**INPUT FOR THIS TASK**

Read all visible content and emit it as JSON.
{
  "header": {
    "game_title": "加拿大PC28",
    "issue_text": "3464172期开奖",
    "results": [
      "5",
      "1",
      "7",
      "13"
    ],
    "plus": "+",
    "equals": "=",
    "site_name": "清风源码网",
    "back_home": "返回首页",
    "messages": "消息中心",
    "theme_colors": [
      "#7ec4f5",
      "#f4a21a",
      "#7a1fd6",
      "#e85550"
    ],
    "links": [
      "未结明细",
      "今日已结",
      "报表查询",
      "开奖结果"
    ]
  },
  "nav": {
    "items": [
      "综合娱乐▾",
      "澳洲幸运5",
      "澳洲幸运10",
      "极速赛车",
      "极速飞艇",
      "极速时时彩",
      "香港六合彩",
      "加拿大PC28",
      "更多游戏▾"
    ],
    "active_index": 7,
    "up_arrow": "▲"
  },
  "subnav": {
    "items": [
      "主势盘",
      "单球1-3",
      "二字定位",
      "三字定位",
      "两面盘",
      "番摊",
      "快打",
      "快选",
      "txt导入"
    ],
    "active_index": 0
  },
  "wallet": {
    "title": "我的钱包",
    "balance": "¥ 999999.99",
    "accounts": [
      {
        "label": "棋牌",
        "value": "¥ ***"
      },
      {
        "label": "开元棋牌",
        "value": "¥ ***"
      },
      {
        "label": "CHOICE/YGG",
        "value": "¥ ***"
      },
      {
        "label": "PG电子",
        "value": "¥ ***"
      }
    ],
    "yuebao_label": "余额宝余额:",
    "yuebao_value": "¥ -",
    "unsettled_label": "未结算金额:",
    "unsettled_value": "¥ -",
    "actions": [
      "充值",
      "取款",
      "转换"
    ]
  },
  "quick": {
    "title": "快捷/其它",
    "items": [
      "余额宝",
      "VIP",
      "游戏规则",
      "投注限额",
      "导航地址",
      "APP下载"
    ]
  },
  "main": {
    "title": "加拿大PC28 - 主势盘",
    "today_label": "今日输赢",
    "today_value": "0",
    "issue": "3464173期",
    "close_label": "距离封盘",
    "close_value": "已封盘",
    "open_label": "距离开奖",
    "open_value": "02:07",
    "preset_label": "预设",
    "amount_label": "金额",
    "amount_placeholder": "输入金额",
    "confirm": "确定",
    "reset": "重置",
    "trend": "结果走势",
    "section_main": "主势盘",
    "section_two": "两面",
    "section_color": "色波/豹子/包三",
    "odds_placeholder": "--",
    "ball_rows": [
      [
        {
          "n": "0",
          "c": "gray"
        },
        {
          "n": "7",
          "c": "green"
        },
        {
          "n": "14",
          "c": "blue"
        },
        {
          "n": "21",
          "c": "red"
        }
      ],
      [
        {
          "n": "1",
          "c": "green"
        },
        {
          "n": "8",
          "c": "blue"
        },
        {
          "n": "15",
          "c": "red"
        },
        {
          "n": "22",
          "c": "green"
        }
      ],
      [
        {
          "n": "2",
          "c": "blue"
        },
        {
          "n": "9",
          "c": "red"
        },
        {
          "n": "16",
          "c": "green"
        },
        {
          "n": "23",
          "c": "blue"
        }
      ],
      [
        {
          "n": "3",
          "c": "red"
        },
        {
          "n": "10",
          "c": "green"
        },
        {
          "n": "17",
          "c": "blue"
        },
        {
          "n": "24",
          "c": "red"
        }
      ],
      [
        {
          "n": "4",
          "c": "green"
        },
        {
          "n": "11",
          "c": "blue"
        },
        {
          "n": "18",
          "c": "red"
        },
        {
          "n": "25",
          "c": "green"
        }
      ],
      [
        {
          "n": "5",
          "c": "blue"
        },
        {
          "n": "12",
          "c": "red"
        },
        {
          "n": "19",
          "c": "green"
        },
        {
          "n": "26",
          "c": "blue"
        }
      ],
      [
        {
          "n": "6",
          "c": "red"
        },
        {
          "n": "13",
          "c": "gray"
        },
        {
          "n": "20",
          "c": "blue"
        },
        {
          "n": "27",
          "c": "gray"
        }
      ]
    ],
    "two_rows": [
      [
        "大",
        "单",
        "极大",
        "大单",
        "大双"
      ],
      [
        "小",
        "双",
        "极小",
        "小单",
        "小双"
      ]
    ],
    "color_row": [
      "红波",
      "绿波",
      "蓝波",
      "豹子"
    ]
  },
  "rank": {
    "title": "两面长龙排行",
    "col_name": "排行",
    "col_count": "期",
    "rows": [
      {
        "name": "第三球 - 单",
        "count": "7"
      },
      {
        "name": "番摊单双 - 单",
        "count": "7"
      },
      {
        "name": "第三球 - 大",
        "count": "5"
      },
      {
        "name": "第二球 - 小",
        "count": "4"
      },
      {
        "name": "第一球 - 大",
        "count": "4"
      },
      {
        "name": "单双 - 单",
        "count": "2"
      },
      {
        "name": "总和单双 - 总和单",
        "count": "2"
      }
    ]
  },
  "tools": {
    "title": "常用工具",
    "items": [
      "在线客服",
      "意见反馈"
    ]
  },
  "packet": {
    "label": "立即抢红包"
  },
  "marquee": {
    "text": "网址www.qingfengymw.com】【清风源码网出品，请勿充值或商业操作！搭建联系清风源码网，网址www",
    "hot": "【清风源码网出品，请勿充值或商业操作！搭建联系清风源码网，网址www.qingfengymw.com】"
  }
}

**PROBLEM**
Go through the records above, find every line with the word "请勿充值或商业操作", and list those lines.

**WRITTEN SOLUTION**
    "text": "网址www.qingfengymw.com】【清风源码网出品，请勿充值或商业操作！搭建联系清风源码网，网址www",
    "hot": "【清风源码网出品，请勿充值或商业操作！搭建联系清风源码网，网址www.qingfengymw.com】"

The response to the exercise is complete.